EXTRACTED MATERIAL =>
┌──

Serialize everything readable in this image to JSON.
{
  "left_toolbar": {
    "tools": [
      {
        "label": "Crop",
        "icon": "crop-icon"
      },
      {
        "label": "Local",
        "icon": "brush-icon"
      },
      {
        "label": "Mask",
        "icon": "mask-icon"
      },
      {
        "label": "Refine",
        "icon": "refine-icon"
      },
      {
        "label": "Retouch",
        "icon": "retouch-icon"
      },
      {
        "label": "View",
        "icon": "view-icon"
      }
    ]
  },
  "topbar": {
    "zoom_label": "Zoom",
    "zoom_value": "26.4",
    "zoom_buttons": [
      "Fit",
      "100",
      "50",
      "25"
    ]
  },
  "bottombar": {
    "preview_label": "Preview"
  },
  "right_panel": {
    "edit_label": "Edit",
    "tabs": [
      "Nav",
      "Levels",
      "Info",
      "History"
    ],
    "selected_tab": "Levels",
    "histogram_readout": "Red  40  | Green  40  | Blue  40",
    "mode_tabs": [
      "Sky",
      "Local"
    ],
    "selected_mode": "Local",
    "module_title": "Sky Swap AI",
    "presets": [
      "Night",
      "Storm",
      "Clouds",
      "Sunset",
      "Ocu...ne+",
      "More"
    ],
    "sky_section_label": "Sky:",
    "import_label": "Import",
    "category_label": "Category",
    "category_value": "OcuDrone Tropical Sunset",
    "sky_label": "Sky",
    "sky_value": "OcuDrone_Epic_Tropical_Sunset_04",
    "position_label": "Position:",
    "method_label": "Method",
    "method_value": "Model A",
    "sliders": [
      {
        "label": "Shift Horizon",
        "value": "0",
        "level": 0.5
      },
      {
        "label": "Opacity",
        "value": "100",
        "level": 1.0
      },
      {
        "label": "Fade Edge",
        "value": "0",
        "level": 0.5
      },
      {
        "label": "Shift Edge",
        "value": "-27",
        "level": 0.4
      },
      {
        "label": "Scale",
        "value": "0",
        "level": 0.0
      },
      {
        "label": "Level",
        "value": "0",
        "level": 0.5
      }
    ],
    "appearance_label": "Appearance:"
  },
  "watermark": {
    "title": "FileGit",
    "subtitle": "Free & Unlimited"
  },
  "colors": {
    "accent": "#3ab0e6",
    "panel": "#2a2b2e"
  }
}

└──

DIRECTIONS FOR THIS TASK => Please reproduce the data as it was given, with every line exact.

RESPONSE AREA =>
Serialize everything readable in this image to JSON.
{
  "left_toolbar": {
    "tools": [
      {
        "label": "Crop",
        "icon": "crop-icon"
      },
      {
        "label": "Local",
        "icon": "brush-icon"
      },
      {
        "label": "Mask",
        "icon": "mask-icon"
      },
      {
        "label": "Refine",
        "icon": "refine-icon"
      },
      {
        "label": "Retouch",
        "icon": "retouch-icon"
      },
      {
        "label": "View",
        "icon": "view-icon"
      }
    ]
  },
  "topbar": {
    "zoom_label": "Zoom",
    "zoom_value": "26.4",
    "zoom_buttons": [
      "Fit",
      "100",
      "50",
      "25"
    ]
  },
  "bottombar": {
    "preview_label": "Preview"
  },
  "right_panel": {
    "edit_label": "Edit",
    "tabs": [
      "Nav",
      "Levels",
      "Info",
      "History"
    ],
    "selected_tab": "Levels",
    "histogram_readout": "Red  40  | Green  40  | Blue  40",
    "mode_tabs": [
      "Sky",
      "Local"
    ],
    "selected_mode": "Local",
    "module_title": "Sky Swap AI",
    "presets": [
      "Night",
      "Storm",
      "Clouds",
      "Sunset",
      "Ocu...ne+",
      "More"
    ],
    "sky_section_label": "Sky:",
    "import_label": "Import",
    "category_label": "Category",
    "category_value": "OcuDrone Tropical Sunset",
    "sky_label": "Sky",
    "sky_value": "OcuDrone_Epic_Tropical_Sunset_04",
    "position_label": "Position:",
    "method_label": "Method",
    "method_value": "Model A",
    "sliders": [
      {
        "label": "Shift Horizon",
        "value": "0",
        "level": 0.5
      },
      {
        "label": "Opacity",
        "value": "100",
        "level": 1.0
      },
      {
        "label": "Fade Edge",
        "value": "0",
        "level": 0.5
      },
      {
        "label": "Shift Edge",
        "value": "-27",
        "level": 0.4
      },
      {
        "label": "Scale",
        "value": "0",
        "level": 0.0
      },
      {
        "label": "Level",
        "value": "0",
        "level": 0.5
      }
    ],
    "appearance_label": "Appearance:"
  },
  "watermark": {
    "title": "FileGit",
    "subtitle": "Free & Unlimited"
  },
  "colors": {
    "accent": "#3ab0e6",
    "panel": "#2a2b2e"
  }
}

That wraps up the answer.